March 27 (UPI) — Leaders of the G20 nations on Thursday pledged to inject more than $5 trillion into the global economy to minimize the economic damage from the COVID-19 pandemic.
The world leaders announced the pledge in a joint statement after holding a virtual summit via videoconference. They pledged to conduct “bold and large-scale” fiscal support in response to the crisis.
“We are currently undertaking immediate and vigorous measures to support our economies; protect workers, businesses — especially micro-, small and medium-sized enterprises — and the sectors most affected; and shield the vulnerable through adequate social protection,” the leaders said.
They called on the International Labor Organization and the Organization for Economic Cooperation and Development to monitor the pandemic’s impact on employment and said they would work with the World Health Organization, International Monetary Fund and World Bank Group as well as multilateral and regional development banks to develop a financial package.
“We stand ready to strengthen the global financial safety nets,” they wrote. “We call upon all these organizations to further step up coordination of their actions, including with the private sector, to support emerging and developing countries facing the health, economic and social shocks of COVID-19.”
The European Union on Thursday approved $40 billion in funding to tackle the coronavirus pandemic as the global death toll from the virus surpasses 23,000.
The funding is expected to go toward creating the Coronavirus Response Investment Initiative. The fund will go toward spending on healthcare and financing for small- and medium-sized businesses.
The United Nations, meanwhile, launched a $2 billion COVID-19 Global Humanitarian Response Plan to assist the world’s most vulnerable countries.
Also Thursday, the Spanish Parliament voted early to extend its state of emergency to allow the country’s lockdown measures, in place since March 14 that prohibit its more than 45 million people from leaving their homes, to continue until April 11.
The vote followed its Ministry of Health announcing Wednesday it recorded a spike in deaths, surpassing China as the nation with the second-most number of deaths.

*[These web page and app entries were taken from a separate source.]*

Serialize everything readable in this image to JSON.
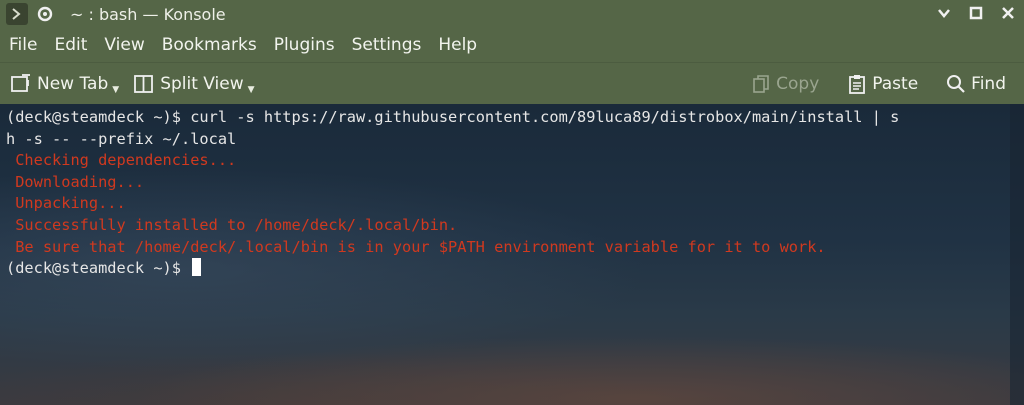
{
  "window": {
    "title": "~ : bash — Konsole"
  },
  "menu": {
    "items": [
      "File",
      "Edit",
      "View",
      "Bookmarks",
      "Plugins",
      "Settings",
      "Help"
    ]
  },
  "toolbar": {
    "new_tab": "New Tab",
    "split_view": "Split View",
    "copy": "Copy",
    "paste": "Paste",
    "find": "Find"
  },
  "terminal": {
    "prompt": "(deck@steamdeck ~)$",
    "command_line1": " curl -s https://raw.githubusercontent.com/89luca89/distrobox/main/install | s",
    "command_line2": "h -s -- --prefix ~/.local",
    "output": [
      " Checking dependencies...",
      " Downloading...",
      " Unpacking...",
      " Successfully installed to /home/deck/.local/bin.",
      " Be sure that /home/deck/.local/bin is in your $PATH environment variable for it to work."
    ],
    "prompt2": "(deck@steamdeck ~)$"
  },
  "colors": {
    "chrome": "#556647",
    "error_text": "#d0391f",
    "terminal_text": "#e6e6e6"
  }
}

Italy’s caseload has surpassed 74,000 and edges closer to overtaking China, but Italian health officials on Thursday reported a decline in new cases for the fourth straight day.

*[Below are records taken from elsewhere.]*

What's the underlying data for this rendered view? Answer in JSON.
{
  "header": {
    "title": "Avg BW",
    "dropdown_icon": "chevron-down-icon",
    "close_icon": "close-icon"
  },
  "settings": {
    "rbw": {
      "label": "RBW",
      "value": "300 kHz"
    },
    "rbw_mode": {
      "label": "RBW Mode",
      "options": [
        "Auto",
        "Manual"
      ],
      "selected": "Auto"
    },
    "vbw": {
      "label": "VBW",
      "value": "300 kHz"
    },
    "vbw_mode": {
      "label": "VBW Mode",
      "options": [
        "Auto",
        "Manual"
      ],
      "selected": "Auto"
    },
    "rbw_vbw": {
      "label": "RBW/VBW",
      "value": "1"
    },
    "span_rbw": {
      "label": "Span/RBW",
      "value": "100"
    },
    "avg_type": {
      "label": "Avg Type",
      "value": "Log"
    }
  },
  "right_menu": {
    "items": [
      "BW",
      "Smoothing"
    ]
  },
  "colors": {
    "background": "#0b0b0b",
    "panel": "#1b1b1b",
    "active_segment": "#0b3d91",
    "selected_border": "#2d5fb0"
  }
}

Beijing’s health commission reported zero local transmissions of the virus on Thursday but dozens of new imported cases, a trend that has continued to increase this week. China’s total caseload is more than 81,200.

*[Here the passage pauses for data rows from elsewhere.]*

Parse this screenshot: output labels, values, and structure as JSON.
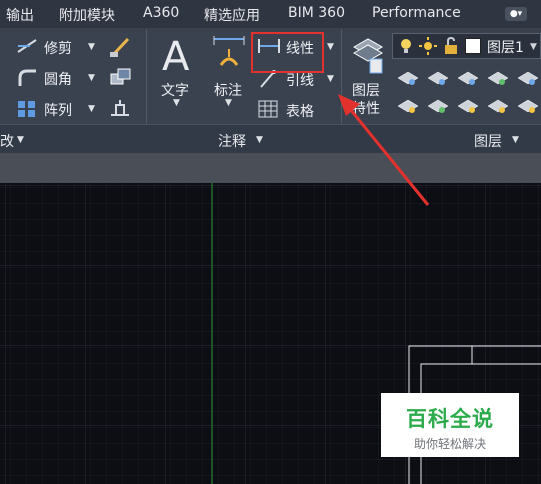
{
  "tabs": [
    {
      "label": "输出"
    },
    {
      "label": "附加模块"
    },
    {
      "label": "A360"
    },
    {
      "label": "精选应用"
    },
    {
      "label": "BIM 360"
    },
    {
      "label": "Performance"
    }
  ],
  "modify_panel": {
    "trim_label": "修剪",
    "fillet_label": "圆角",
    "array_label": "阵列",
    "title_fragment": "改"
  },
  "annotation_panel": {
    "text_label": "文字",
    "dimension_label": "标注",
    "linear_label": "线性",
    "leader_label": "引线",
    "table_label": "表格",
    "title": "注释"
  },
  "layers_panel": {
    "layer_properties_label_line1": "图层",
    "layer_properties_label_line2": "特性",
    "current_layer": "图层1",
    "title": "图层"
  },
  "watermark": {
    "title": "百科全说",
    "subtitle": "助你轻松解决"
  },
  "colors": {
    "highlight_box": "#e3312d",
    "arrow": "#e3312d",
    "axis_line": "#1f6b2a",
    "watermark_green": "#2bab4a"
  }
}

In Japan, the government said Thursday it will establish a new coronavirus task force after its health ministry reported dozens of new cases, increasing its total to more than 1,200.
“I told Prime Minister [Shinzo] Abe there is a high risk of coronavirus spreading widely,” Health Minister Katsunobu Kato told reporters following a meeting with the prime minister.
However, he said Abe was not considering a state of emergency that would arm governors with the power to order citizens to remain indoors and close schools.
Wednesday, Tokyo Gov. Yuriko Koike asked residents to stay home over the weekend after dozens of new cases appeared in the city. Tokyo is within an “important phase in preventing an explosive rise in the number of infections,” the governor said.
Meanwhile, the United Nations has called on governments to protect those behind bars as part of their measures to contain the disease.
U.N. High Commissioner for Human Rights Michelle Bachelet said in a statement the virus has begun to appear in prisons, jails, immigration detention centers and other facilities built to detain people, and urged the governments to release those vulnerable to the virus and people detained without legal merit.
“Now, more than ever, governments should release every person detained without sufficient legal basis, including political prisoners and others detained simply for expressing critical or dissenting views,” she said.
Detention facilities are often overcrowded, unhygienic and offer inadequate health services to their vulnerable populations, she said, adding that social distancing and self-isolation are “practically impossible” in these institutions.